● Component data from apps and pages

****

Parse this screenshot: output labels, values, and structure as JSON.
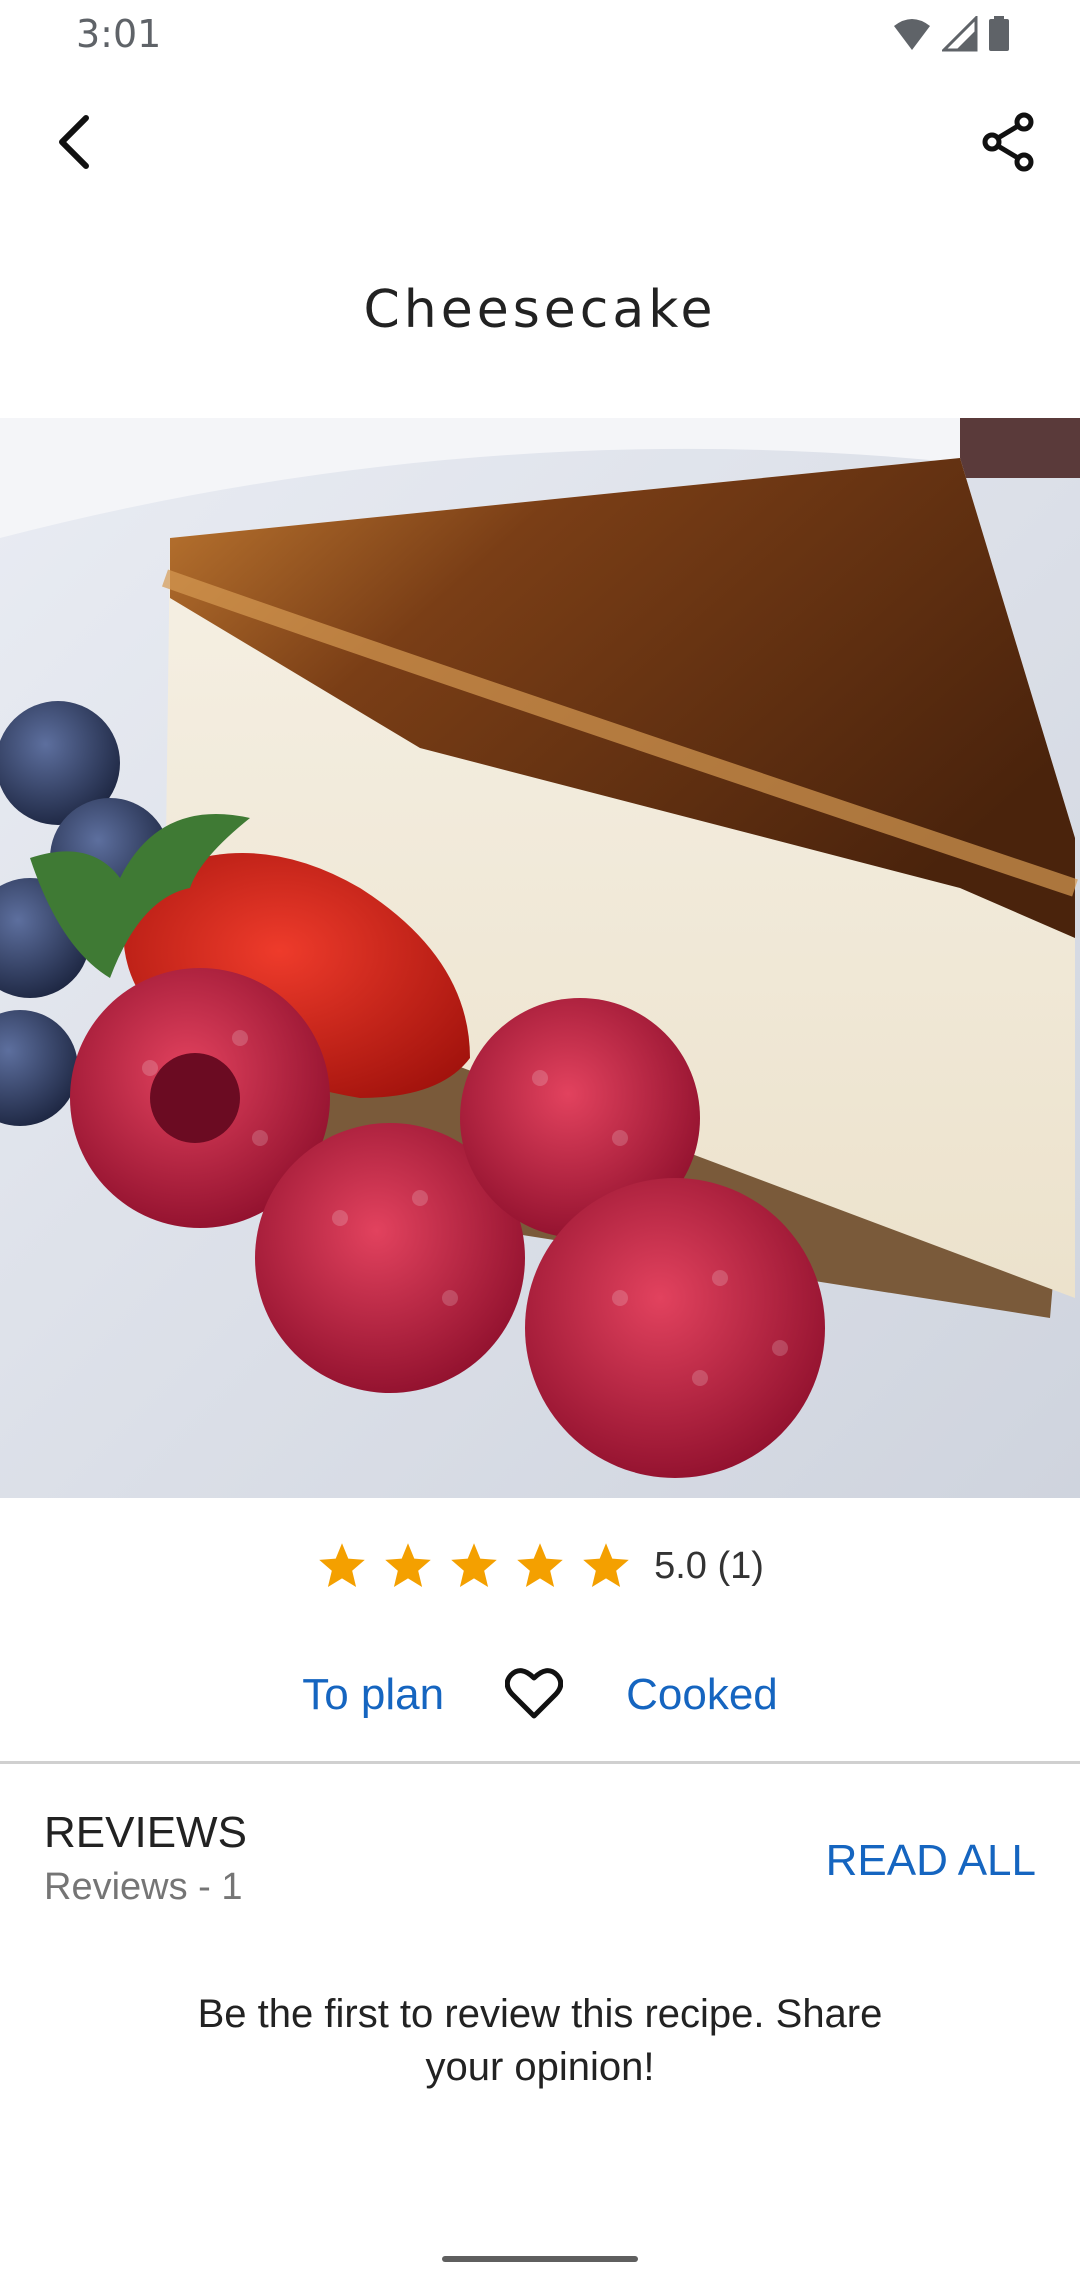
{
  "status_bar": {
    "time": "3:01",
    "icons": [
      "wifi-icon",
      "cellular-icon",
      "battery-icon"
    ]
  },
  "toolbar": {
    "back_icon": "chevron-left-icon",
    "share_icon": "share-icon"
  },
  "recipe": {
    "title": "Cheesecake",
    "image_description_icon": "cheesecake-photo"
  },
  "rating": {
    "stars_filled": 5,
    "stars_total": 5,
    "text": "5.0 (1)",
    "star_color": "#f4a000"
  },
  "actions": {
    "to_plan": "To plan",
    "favorite_icon": "heart-outline-icon",
    "cooked": "Cooked",
    "link_color": "#1565c0"
  },
  "reviews": {
    "heading": "REVIEWS",
    "count_label": "Reviews - 1",
    "read_all": "READ ALL",
    "empty_message": "Be the first to review this recipe. Share your opinion!"
  }
}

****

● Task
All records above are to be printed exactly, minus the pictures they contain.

● Answer to this task
Parse this screenshot: output labels, values, and structure as JSON.
{
  "status_bar": {
    "time": "3:01",
    "icons": [
      "wifi-icon",
      "cellular-icon",
      "battery-icon"
    ]
  },
  "toolbar": {
    "back_icon": "chevron-left-icon",
    "share_icon": "share-icon"
  },
  "recipe": {
    "title": "Cheesecake",
    "image_description_icon": "cheesecake-photo"
  },
  "rating": {
    "stars_filled": 5,
    "stars_total": 5,
    "text": "5.0 (1)",
    "star_color": "#f4a000"
  },
  "actions": {
    "to_plan": "To plan",
    "favorite_icon": "heart-outline-icon",
    "cooked": "Cooked",
    "link_color": "#1565c0"
  },
  "reviews": {
    "heading": "REVIEWS",
    "count_label": "Reviews - 1",
    "read_all": "READ ALL",
    "empty_message": "Be the first to review this recipe. Share your opinion!"
  }
}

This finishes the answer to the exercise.